#### ABOUT THIS EXERCISE
Copy out, from the entries below, each line holding the string "name".

(Saved data entries)
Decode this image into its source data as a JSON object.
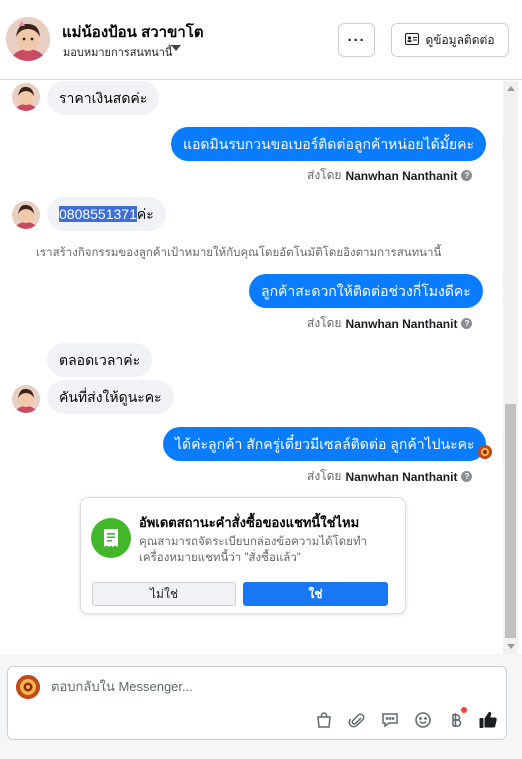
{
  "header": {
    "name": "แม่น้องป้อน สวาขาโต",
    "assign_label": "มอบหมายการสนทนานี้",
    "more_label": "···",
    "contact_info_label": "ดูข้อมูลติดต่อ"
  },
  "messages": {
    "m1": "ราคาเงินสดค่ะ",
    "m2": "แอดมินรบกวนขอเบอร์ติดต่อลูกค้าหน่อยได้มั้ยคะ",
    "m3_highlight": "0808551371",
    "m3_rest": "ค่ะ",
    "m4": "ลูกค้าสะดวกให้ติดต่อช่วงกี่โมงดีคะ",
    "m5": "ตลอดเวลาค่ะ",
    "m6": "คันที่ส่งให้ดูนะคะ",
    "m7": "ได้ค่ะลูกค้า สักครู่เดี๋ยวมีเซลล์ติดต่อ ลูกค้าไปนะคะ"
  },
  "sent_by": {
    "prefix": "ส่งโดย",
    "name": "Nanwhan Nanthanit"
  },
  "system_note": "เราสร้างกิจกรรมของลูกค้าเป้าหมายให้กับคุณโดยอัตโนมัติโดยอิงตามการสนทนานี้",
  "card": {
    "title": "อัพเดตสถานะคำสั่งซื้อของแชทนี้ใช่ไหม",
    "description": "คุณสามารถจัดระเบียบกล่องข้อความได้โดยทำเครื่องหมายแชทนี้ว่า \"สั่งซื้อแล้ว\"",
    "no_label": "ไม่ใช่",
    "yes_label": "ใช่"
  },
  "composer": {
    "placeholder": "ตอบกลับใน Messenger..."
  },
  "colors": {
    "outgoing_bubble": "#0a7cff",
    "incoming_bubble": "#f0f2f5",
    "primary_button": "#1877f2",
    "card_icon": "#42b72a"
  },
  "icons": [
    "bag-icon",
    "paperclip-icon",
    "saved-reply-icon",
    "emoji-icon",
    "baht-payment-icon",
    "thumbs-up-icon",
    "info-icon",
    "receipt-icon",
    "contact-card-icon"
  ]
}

#### RESULT OF THIS TASK
    "name": "แม่น้องป้อน สวาขาโต",
    "name": "Nanwhan Nanthanit"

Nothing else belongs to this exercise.